Now that John Kerry is the presumptive Democratic presidential nominee, some Slate readers may unwisely be wondering if civic duty demands that they wade through Tour of Duty, Douglas Brinkley's account of Kerry's "Vietnam War odyssey." "Even when he was an eleven-year-old boy, there was a feeling that John Forbes Kerry was touched with destiny," Brinkley writes on Page 19. And even on Page 19, the reader has a feeling that this is going to be a long slog.
As a public service, here's all you need to know.
On Kerry's war heroism:
Flip to Page 148 for the first Purple Heart, Page 287 for the second Purple Heart, Pages 290-96 for the Silver Star, and Pages 303-18 for the Bronze Star and the third Purple Heart.
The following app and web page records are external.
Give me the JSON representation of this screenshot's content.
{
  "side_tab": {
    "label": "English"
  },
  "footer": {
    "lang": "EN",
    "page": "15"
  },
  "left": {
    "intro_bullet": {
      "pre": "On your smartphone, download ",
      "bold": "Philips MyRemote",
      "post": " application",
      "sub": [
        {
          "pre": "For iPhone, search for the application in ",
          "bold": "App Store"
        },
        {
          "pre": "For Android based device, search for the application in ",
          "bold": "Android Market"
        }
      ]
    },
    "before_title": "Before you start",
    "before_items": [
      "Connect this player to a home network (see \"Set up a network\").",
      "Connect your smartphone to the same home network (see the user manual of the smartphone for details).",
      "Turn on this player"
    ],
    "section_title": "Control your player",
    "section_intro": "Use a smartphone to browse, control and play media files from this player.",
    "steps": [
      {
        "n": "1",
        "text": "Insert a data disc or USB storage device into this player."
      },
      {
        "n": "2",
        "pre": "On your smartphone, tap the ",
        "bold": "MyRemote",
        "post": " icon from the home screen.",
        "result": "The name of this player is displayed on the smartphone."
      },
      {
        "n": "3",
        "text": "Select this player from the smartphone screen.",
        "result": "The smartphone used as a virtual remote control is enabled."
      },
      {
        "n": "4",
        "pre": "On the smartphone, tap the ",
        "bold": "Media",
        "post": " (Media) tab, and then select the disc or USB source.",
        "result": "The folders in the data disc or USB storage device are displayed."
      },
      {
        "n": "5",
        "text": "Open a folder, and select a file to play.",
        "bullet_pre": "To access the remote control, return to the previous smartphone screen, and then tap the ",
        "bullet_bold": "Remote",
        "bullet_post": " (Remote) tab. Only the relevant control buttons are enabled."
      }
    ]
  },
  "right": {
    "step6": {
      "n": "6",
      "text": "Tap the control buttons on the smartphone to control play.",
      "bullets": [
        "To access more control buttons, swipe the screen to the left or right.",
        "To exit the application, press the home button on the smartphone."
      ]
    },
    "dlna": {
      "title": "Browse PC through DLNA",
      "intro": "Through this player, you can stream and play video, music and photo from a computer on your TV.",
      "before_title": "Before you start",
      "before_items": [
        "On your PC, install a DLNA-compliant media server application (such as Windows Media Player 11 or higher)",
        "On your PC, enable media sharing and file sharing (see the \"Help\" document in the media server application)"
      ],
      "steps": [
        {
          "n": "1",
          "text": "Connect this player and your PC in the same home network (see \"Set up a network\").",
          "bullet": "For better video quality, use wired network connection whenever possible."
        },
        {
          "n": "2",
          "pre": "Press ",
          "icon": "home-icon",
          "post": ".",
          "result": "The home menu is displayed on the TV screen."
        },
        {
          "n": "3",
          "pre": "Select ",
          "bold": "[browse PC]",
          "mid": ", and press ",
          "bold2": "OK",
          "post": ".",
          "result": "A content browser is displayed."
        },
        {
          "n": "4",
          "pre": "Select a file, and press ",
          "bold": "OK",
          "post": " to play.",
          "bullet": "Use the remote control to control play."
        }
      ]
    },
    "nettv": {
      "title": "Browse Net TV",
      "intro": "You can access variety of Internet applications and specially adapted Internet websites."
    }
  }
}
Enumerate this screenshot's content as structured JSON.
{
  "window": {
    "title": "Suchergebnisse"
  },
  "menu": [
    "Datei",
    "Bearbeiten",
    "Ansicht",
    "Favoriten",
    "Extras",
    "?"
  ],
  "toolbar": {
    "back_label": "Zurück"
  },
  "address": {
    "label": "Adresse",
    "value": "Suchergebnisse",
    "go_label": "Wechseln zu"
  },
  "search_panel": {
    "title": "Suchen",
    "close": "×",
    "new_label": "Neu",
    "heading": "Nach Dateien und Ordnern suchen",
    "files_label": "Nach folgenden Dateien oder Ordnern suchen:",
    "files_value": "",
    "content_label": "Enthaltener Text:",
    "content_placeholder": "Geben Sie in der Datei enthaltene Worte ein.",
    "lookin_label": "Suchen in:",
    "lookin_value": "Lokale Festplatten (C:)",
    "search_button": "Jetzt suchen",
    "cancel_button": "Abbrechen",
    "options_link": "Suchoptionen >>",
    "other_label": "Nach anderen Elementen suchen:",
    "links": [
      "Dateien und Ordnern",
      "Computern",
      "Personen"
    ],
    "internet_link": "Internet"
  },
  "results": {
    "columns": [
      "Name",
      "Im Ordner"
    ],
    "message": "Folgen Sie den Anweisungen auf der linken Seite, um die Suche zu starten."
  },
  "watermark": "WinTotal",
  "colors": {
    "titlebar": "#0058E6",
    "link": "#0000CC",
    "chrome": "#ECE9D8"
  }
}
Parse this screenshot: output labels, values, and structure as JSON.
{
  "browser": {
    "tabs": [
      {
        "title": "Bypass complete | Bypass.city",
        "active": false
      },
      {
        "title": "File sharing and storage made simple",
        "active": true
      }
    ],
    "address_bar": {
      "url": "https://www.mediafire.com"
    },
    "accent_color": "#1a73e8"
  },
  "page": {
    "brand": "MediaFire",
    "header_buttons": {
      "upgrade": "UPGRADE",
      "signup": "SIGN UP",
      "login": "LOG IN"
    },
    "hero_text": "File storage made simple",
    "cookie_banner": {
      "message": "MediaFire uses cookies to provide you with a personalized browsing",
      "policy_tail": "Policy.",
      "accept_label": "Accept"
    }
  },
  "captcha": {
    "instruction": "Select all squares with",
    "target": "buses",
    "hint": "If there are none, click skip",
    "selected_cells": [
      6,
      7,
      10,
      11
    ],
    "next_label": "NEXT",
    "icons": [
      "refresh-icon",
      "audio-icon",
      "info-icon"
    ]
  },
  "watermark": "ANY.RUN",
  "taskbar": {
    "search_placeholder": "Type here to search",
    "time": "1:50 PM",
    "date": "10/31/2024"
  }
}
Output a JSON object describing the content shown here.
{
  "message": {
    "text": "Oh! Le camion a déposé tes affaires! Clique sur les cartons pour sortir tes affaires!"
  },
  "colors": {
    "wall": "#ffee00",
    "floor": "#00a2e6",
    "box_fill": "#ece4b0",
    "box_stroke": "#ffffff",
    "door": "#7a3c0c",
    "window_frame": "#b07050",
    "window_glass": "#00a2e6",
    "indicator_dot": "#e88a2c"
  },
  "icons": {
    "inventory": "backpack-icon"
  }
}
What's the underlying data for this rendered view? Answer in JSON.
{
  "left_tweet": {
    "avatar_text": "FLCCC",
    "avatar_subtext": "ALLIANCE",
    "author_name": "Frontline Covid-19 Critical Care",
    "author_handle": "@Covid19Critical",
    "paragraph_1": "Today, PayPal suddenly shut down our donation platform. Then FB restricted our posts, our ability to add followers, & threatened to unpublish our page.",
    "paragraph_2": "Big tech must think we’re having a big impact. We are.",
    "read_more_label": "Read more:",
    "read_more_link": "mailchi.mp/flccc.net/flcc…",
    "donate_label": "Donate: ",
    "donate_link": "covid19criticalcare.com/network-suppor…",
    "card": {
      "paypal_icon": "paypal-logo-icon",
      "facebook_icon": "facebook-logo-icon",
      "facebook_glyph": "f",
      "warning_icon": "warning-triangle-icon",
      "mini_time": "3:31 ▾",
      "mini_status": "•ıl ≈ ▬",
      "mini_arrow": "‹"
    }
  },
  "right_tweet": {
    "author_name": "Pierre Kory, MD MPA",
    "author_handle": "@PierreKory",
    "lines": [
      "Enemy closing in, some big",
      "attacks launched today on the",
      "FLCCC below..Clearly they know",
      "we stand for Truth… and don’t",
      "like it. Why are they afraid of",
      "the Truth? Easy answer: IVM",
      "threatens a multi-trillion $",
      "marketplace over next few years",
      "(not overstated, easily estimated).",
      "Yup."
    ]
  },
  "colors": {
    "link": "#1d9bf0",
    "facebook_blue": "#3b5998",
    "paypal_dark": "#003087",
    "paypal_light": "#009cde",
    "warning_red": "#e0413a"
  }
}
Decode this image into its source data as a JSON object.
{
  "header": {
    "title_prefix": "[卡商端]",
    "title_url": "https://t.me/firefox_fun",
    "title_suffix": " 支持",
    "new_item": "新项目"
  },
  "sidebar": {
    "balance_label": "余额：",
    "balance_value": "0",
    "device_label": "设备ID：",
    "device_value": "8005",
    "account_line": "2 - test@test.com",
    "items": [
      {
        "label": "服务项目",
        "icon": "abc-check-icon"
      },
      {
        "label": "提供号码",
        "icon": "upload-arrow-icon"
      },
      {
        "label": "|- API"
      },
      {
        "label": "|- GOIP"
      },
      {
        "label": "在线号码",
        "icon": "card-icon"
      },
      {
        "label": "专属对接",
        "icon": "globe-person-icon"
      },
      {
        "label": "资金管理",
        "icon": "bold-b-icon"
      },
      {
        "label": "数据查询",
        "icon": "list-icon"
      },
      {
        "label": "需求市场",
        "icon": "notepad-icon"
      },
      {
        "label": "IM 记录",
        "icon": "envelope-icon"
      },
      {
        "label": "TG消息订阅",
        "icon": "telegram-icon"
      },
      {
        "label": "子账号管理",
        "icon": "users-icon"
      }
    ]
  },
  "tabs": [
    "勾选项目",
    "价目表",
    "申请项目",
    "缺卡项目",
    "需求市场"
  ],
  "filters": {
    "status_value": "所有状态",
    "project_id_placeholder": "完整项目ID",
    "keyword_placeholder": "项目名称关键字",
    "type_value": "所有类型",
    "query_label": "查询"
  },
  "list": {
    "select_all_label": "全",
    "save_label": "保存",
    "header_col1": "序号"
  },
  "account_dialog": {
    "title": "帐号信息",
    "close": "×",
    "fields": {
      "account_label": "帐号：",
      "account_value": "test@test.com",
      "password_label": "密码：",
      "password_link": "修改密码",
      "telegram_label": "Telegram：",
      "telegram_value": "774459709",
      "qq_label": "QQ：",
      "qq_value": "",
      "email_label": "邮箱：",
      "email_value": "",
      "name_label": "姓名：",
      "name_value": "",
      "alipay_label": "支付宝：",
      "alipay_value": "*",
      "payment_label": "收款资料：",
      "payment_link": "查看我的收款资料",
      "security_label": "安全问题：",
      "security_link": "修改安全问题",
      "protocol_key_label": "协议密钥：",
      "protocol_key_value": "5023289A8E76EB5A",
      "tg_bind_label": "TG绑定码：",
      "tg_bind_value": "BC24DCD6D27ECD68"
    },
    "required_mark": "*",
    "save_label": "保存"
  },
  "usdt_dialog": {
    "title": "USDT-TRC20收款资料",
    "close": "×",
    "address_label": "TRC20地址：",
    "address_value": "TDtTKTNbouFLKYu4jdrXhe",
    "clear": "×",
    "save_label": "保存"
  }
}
On Kerry and Kennedy:
Brinkley likes Kennedys. Brinkley likes Kerry. And he wants you to know that they share more than just initials—though he points that out, too. Here's a small sampling of the Kerry-Kennedy comparisons:
Page 19: Kerry's father, Richard Kerry, possessed "a fierce family belief, not unlike that which Joseph Kennedy imposed on his four sons, that the Kerry boys—John and Cameron—could accomplish any feat, no matter how difficult."
Page 33: As a prep-school student at St. Paul's School in Concord, N.H., Kerry "was driven like a Kennedy."
Page 35: In 1960, Kerry attends a Kennedy rally, which "heightened" the "natural bond he had felt with Kennedy." The next day, Kerry portrays Kennedy during a mock presidential debate. In the subsequent election at St. Paul's, Kennedy loses.
Page 36-37: As a high-school senior, Kerry dates Janet Auchincloss, Jackie Kennedy's half-sister. He gets to go to the first lady's childhood summer home, where he meets President Kennedy. Later, the 18-year-old Kerry watches the America's Cup with the president and his entourage.